By Rachel Alembakis
MELBOURNE — A new regulation forcing superannuation fund trustees to become licensed and comply with stringent and costly prudential standards is opening a new line of business for fund providers.
Most plan sponsors chose to forgo the licensing process and outsource their funds to master trusts, fund managers and consultants.
But some industry observers suggest there is an inherent potential conflict of interest for trustees appointed in outsourcing arrangements in that they are the legal fiduciaries for a superannuation fund and charged with negotiating deals in the fund members' best interests, but also employees of an organization seeking to improve profit. Service providers readily admit they grapple with these issues, but stress that transparency, disclosure and members' interests do come first.
In 2004, the Sydney-based Australian Prudential Regulation Authority, which regulates the superannuation industry, began a two-year process to institute the Registrable Superannuation Entity license. All superannuation funds that have more than five members must have obtained this license by June 30, 2006.
The RSE license has four main categories of requirements: that the trustee is qualified to do the job; that the fund has adequate resources; that agreements with external providers such as investment managers and consultants are made in the interest of members; and that a risk-management plan is created. Superannuation funds could forgo the licensing, but had to prove to the APRA that they made adequate outsourcing arrangements by June 30.
When the licensing process started, there were 1,200 trustees operating around 9,000 funds, according to the APRA. By the end of June, 307 licenses were granted, meaning more than 75% of fund trustees decided to completely outsource their fund, from the trustee's fiduciary responsibility to investment management to administration.
The licensing process was time-consuming: Superannuation fund trustees must have had their license applications accepted and thoroughly vetted by APRA before the license was granted, and APRA officials stated that not one application was without errors on the first submission. It also was costly. For example, superannuation funds that are permitted to offer products to the public, the application fee was A$20,000 (US$15,320).
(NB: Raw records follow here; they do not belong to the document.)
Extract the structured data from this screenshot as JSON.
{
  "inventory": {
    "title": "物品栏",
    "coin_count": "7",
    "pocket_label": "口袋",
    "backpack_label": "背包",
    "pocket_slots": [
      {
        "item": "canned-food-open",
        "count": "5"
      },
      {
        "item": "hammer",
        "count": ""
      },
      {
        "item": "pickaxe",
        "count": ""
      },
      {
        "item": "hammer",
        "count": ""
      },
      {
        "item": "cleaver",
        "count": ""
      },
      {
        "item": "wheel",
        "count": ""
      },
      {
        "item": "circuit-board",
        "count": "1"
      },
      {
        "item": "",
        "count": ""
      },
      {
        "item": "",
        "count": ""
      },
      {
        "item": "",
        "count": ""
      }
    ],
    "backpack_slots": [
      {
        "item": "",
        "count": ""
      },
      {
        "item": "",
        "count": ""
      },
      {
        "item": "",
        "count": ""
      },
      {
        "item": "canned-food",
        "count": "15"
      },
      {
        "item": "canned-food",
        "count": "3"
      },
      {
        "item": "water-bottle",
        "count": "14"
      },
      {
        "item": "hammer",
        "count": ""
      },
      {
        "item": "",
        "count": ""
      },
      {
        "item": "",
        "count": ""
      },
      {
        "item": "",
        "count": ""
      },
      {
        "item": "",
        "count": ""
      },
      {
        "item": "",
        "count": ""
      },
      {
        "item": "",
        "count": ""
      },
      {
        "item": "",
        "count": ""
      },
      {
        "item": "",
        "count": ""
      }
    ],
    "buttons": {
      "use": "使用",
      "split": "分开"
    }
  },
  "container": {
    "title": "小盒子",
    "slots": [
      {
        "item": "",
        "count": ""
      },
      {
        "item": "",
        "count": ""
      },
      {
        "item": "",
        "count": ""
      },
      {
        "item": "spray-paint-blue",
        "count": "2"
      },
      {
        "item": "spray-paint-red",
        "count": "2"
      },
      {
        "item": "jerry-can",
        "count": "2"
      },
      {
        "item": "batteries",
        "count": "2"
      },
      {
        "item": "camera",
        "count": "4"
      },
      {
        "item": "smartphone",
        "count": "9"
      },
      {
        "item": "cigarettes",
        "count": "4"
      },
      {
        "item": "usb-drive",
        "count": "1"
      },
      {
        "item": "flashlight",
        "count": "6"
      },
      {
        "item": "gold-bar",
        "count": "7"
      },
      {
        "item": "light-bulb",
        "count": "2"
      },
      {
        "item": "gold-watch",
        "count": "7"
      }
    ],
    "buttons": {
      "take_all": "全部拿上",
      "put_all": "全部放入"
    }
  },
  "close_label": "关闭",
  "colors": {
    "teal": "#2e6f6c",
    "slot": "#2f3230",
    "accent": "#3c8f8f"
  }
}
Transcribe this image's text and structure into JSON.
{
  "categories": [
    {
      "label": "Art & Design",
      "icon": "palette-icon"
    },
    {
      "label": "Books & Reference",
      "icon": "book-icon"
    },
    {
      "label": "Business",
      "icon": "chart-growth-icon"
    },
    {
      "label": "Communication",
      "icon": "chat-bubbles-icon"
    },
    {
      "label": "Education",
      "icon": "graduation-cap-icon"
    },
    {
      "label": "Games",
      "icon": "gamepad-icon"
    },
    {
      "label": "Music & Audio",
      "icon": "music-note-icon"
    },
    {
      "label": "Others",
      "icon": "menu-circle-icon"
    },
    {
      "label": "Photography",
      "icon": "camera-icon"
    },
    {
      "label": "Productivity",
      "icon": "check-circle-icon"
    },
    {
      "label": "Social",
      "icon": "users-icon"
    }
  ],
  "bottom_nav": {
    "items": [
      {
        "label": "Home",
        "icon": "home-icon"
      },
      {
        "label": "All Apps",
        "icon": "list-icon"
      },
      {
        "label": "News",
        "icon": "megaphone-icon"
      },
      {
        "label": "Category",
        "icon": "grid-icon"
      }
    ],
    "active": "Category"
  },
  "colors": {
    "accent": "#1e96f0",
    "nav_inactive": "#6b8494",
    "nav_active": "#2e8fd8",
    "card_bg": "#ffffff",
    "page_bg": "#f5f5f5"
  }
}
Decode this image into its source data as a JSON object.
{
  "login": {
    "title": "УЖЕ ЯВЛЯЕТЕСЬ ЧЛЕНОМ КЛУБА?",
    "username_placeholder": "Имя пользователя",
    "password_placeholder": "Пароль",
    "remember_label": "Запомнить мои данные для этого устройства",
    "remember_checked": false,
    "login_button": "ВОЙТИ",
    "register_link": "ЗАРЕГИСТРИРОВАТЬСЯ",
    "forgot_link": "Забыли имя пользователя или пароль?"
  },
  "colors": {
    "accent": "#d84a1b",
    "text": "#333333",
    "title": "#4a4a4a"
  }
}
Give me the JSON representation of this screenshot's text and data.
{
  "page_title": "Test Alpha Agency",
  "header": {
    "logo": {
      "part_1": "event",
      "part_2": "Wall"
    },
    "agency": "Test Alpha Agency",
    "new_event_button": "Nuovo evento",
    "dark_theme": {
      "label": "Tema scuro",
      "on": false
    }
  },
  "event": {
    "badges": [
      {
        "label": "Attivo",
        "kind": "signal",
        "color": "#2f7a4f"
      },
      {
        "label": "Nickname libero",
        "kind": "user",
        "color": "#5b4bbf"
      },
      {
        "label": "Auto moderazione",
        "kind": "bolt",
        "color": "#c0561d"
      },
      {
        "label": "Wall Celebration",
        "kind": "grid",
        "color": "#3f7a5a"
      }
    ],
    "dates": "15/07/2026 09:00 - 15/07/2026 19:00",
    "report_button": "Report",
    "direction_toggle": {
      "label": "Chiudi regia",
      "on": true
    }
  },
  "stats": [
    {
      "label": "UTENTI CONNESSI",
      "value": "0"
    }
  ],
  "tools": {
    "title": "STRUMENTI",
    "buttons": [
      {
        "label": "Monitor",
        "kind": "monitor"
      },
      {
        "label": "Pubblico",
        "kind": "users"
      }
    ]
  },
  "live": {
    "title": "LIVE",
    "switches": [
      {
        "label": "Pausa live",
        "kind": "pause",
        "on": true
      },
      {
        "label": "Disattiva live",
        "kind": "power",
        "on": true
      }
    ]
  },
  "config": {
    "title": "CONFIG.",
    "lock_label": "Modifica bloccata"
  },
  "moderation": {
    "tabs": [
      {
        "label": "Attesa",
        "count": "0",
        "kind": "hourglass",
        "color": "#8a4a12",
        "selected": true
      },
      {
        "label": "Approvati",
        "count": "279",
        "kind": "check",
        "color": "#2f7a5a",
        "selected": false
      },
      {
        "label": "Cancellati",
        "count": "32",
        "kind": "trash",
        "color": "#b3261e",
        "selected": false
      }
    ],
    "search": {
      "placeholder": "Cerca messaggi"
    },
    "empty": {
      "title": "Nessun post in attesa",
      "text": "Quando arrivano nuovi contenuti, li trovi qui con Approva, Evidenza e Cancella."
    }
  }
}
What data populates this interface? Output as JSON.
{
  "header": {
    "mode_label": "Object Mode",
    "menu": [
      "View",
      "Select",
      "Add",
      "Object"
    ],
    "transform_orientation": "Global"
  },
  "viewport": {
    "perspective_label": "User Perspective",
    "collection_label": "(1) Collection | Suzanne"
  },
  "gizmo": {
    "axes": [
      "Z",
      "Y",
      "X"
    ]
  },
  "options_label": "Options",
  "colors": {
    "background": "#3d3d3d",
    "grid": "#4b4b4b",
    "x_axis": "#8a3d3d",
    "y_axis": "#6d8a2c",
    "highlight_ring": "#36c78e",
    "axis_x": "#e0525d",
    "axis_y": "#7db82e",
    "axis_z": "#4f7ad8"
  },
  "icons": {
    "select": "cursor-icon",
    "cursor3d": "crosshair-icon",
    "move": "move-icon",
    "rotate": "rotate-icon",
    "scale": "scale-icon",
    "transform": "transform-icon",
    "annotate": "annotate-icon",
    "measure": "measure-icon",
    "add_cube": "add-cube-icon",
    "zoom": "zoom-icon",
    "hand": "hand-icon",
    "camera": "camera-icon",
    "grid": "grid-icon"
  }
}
"The legislation and complexity of superannuation funs have grown," said Russell Mason, worldwide partner at Mercer Human Resource Consulting Pty. Ltd. in Sydney. "It's the costs of compliance and regulation that have been the trigger to force companies to say the costs are disproportionate."